The planning appeals board upheld last August’s decision of Cork City Council made to grant, subject to conditions, permission to Dildar Ltd for the large residential project off the South Douglas Rd.
The decision was appealed by Justin McCarthy, care of John MacCarthy and Partners and others.
However, in its decision, made on Wednesday and notified to interested parties yesterday, the board granted permission for the development, with a number of additional conditions, including in relation to the height of certain proposed buildings and the design of certain windows in other properties.
The application was for the development of 204 residential units consisting of 50 two and three-storey detached, semi-detached and terraced houses; 153 one, two and three-bedroom apartments in five and six storey blocks over two basement level car parks; a three-storey mixed use building to include a creche; a commercial unit for use as a private gym; and alterations and a single-storey extension to 7 Eldred Terrace, an architectural conservation area.
The project included provision for 370 parking spaces, a new vehicle and pedestrian entrance onto Douglas Rd, and a pedestrian access from Glenview Terrace, South Douglas Rd.
The board said the development would be in accordance with the zoning objectives for the area, would not seriously injure the amenities of the area, “would respect the existing architectural heritage and character of the area, and would be acceptable in terms of traffic safety and convenience”.
Among the conditions imposed was a reduction in the height of the houses, from nine to 13 inclusive along the northern boundary with Beechwood Place, and two dwellings to the rear of 7 Eldred Terrace, to two storeys.
Sliding glazed doors at first floor levels outside bedroom number two to the rear of all type A1 and A2 dwellings must be replaced with a window, and the windows for the same bedrooms at three of those houses, numbers, 30, 31 and 32, must be redesigned to ensure there is no direct overlooking of the adjoining residential property to the south.
Other conditions direct that flank windows on the first and second floors of a range of other homes are finished in “obscured or frosted glazing”.
The developer has also been instructed to install a signal-controlled junction, including a pedestrian crossing, at the proposed access to the development from the Douglas Rd.
City Hall welcomed the decision. But Fianna Fáil councillor Terry Shannon said he and several residents still have concerns about the scale of the development, and the impact it will have on the area, particularly in relation to traffic.
“Everyone wants development, particularly on this site, which had, since Nemo relocated, but the site of anti-social behaviour,” he said.
“But we must make sure that what we’re doing adds to an area, not detracts from it, and we’re not convinced that this project will do that.”

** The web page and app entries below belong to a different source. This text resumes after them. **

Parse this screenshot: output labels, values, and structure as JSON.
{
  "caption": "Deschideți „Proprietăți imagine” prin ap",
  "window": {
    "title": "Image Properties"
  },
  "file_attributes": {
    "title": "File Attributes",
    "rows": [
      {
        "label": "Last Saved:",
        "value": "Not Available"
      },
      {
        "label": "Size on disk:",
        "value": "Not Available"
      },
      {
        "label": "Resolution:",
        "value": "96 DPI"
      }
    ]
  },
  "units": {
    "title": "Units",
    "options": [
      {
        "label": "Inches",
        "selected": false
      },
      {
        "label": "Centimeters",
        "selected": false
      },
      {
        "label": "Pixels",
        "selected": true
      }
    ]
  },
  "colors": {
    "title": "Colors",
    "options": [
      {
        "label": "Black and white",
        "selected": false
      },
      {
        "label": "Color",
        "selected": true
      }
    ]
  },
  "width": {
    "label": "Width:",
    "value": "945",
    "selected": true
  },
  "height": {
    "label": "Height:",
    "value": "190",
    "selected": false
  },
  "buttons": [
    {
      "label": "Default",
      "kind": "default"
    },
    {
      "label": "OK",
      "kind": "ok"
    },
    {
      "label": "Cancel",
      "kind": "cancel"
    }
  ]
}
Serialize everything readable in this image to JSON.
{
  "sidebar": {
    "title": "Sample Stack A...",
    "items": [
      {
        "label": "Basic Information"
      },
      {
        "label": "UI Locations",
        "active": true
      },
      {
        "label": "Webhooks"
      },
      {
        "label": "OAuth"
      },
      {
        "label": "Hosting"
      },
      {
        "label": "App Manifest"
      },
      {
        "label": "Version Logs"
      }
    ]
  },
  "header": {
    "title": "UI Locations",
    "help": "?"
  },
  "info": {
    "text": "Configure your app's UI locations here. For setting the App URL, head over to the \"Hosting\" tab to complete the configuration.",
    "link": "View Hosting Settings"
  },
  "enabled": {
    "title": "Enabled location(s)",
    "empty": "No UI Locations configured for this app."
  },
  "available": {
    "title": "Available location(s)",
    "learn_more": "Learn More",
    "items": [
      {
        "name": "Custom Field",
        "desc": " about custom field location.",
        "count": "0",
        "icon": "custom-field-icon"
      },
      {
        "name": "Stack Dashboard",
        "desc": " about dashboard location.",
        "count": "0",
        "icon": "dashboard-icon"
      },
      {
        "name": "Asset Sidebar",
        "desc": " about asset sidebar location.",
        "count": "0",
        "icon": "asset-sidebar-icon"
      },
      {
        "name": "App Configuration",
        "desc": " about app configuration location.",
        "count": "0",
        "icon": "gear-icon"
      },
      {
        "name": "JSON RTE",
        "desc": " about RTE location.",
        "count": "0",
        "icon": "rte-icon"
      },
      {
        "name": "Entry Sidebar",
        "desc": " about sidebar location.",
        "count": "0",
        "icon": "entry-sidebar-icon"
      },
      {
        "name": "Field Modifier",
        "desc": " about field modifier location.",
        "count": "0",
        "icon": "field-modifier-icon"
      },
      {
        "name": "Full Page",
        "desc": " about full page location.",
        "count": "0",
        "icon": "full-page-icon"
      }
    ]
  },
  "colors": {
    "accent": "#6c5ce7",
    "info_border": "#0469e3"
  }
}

The site has been vacant since Nemo, one of the country’s best-known football clubs, relocated from this enclosed site to its state-of-the-art complex in Trabeg, Douglas. Its new clubhouse and pitches, gym, hall and all-weather pitch complex, which was completed in 2007, is widely recognised as one of the finest GAA complexes in the country.